Electrical and gas safety in privately rented properties

The Electrical Safety Standards in the Private Rented Sector Regulations 2020 were made on 18 March and apply to all new tenancies from 1 July 2020 and will apply for existing tenancies on 1 April 2021.

The Electrical Safety Regulations require landlords to:

  1. Have the electrical installations in their properties inspected and tested by a person who is qualified and competent, at least every 5 years.

  2. Provide a copy of the report (known as the Electrical Safety Condition Report or EICR) to their tenants, and to the local authority if requested.

  3. If the EICR requires investigative or remedial works, landlords will have to carry this out within 28 days or a shorter period if specified in the report. Written confirmation of the completion of the remedial works from the electrician must be supplied to the tenant and the local authority within 28 days of completion of the works.

The Gas Safety (Installation and Use) Regulations 1998 require landlords to have annual gas safety check on each appliance and flue carried out by engineer registered with the Gas Safe Register and to keep a record of each safety check. Further advice can be found on the Gas Safe Register’s website.

Both regulations are clear on the issue of compliance. With regards to the Electrical Safety Regulations, a landlord would not be in breach of the duty to comply with a remedial notice if the landlord can show they have taken all reasonable steps to comply. With regards to a landlord’s duties under the Gas Safety Regulations, a landlord would not be liable for an offence if the landlord can show they have taken all reasonable steps to prevent the contravention.

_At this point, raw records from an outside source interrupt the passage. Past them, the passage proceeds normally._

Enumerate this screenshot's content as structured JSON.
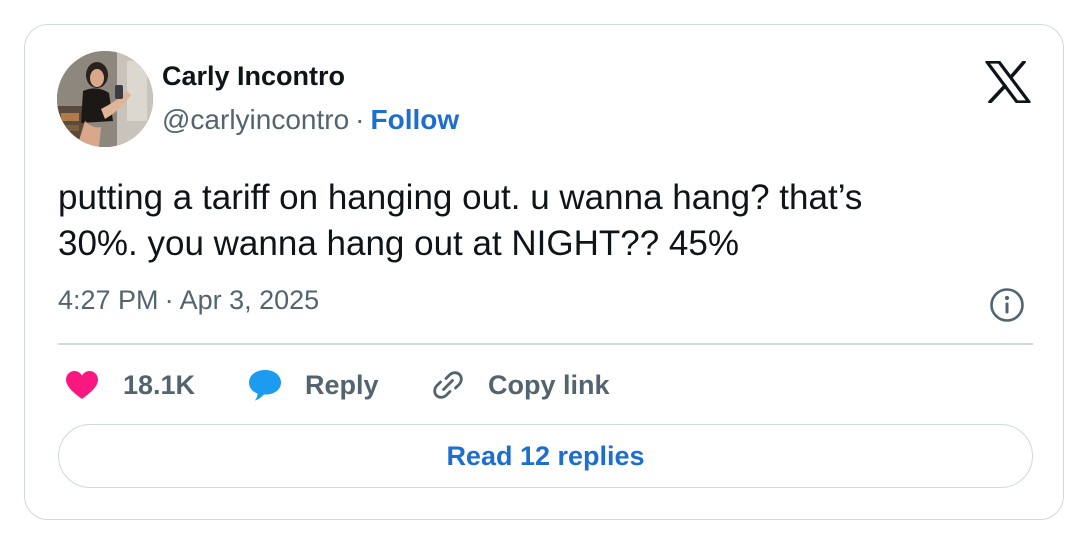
{
  "author": {
    "name": "Carly Incontro",
    "handle": "@carlyincontro",
    "separator": "·",
    "follow_label": "Follow"
  },
  "tweet": {
    "text_line1": "putting a tariff on hanging out. u wanna hang? that’s",
    "text_line2": "30%. you wanna hang out at NIGHT?? 45%",
    "time": "4:27 PM",
    "separator": "·",
    "date": "Apr 3, 2025"
  },
  "actions": {
    "likes_count": "18.1K",
    "reply_label": "Reply",
    "copy_link_label": "Copy link"
  },
  "read_replies_label": "Read 12 replies",
  "icons": {
    "brand": "x-logo-icon",
    "info": "info-icon",
    "like": "heart-icon",
    "reply": "speech-bubble-icon",
    "copy": "link-icon"
  },
  "colors": {
    "heart": "#f91880",
    "reply_bubble": "#1d9bf0",
    "link_blue": "#1d6fcf",
    "text_primary": "#0f1419",
    "text_secondary": "#536471",
    "border": "#cfd9de"
  }
}
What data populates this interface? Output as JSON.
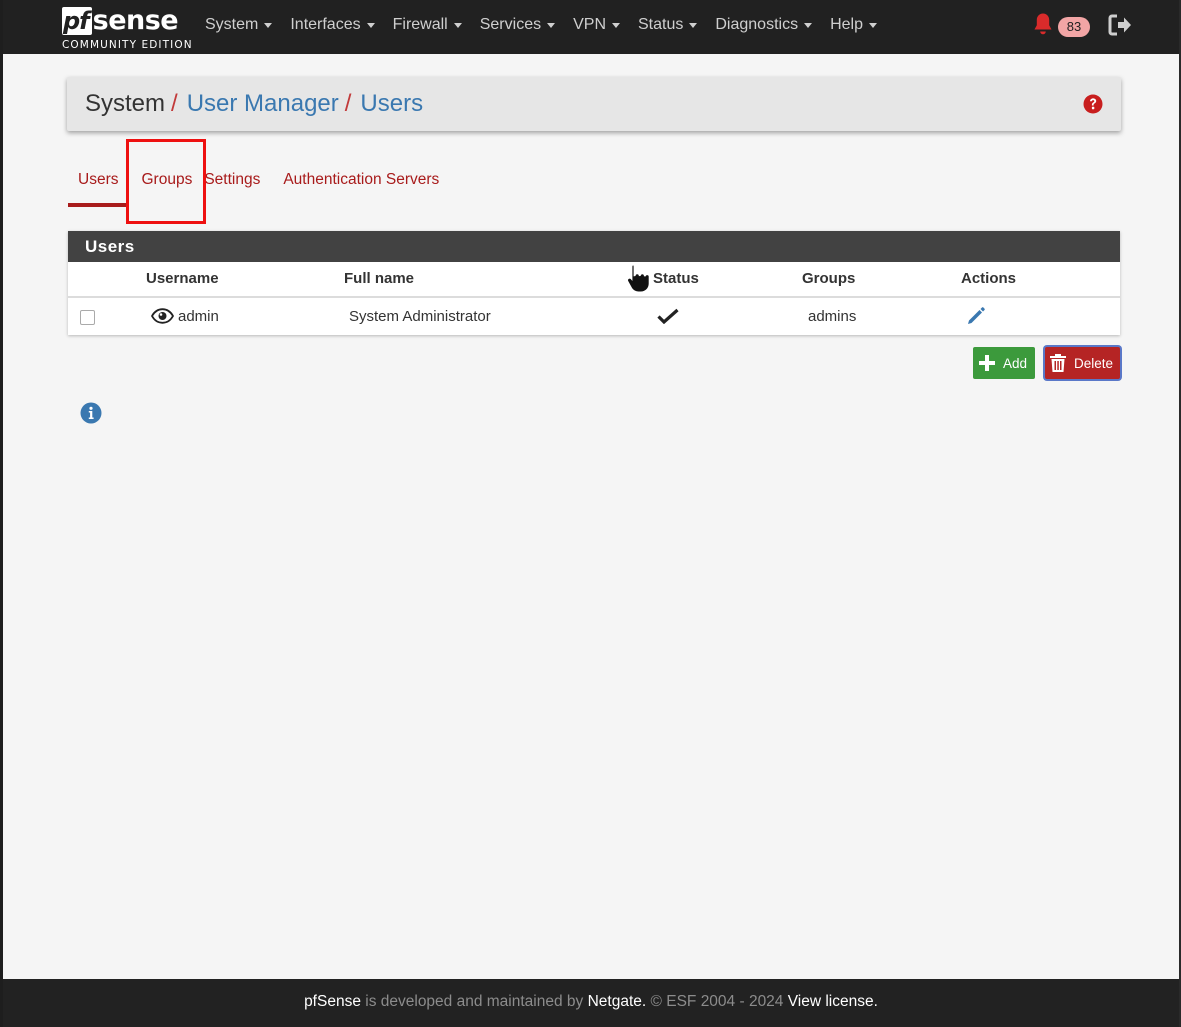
{
  "brand": {
    "logo_pf": "pf",
    "logo_sense": "sense",
    "edition": "COMMUNITY EDITION"
  },
  "nav": {
    "items": [
      {
        "label": "System"
      },
      {
        "label": "Interfaces"
      },
      {
        "label": "Firewall"
      },
      {
        "label": "Services"
      },
      {
        "label": "VPN"
      },
      {
        "label": "Status"
      },
      {
        "label": "Diagnostics"
      },
      {
        "label": "Help"
      }
    ],
    "notification_count": "83",
    "icons": {
      "bell": "bell-icon",
      "logout": "logout-icon"
    },
    "bell_color": "#d92b2b"
  },
  "breadcrumb": {
    "items": [
      {
        "label": "System",
        "separator": "/"
      },
      {
        "label": "User Manager",
        "separator": "/"
      },
      {
        "label": "Users"
      }
    ],
    "help_icon": "question-circle-icon"
  },
  "tabs": [
    {
      "label": "Users",
      "active": true
    },
    {
      "label": "Groups",
      "active": false
    },
    {
      "label": "Settings",
      "active": false
    },
    {
      "label": "Authentication Servers",
      "active": false
    }
  ],
  "users_panel": {
    "title": "Users",
    "columns": {
      "username": "Username",
      "full_name": "Full name",
      "status": "Status",
      "groups": "Groups",
      "actions": "Actions"
    },
    "rows": [
      {
        "username": "admin",
        "full_name": "System Administrator",
        "status": "check",
        "groups": "admins",
        "action_icon": "pencil-icon",
        "checked": false
      }
    ]
  },
  "buttons": {
    "add_label": "Add",
    "delete_label": "Delete"
  },
  "info_icon": "info-circle-icon",
  "footer": {
    "product": "pfSense",
    "text": " is developed and maintained by ",
    "company": "Netgate.",
    "copyright": " © ESF 2004 - 2024 ",
    "license_link": "View license."
  },
  "colors": {
    "navbar": "#212121",
    "accent_red": "#a81b1b",
    "link_blue": "#3a78b0",
    "add_green": "#3c9a3c",
    "delete_red": "#b52424",
    "panel_heading": "#424242"
  }
}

A landlord could show reasonable steps by keeping copies of all communications they have had with their tenants and with electricians as they tried to arrange the work, including any replies they have had. Landlords may also want to provide other evidence they have that the installation, appliance or flue is in a good condition while they attempt to arrange works.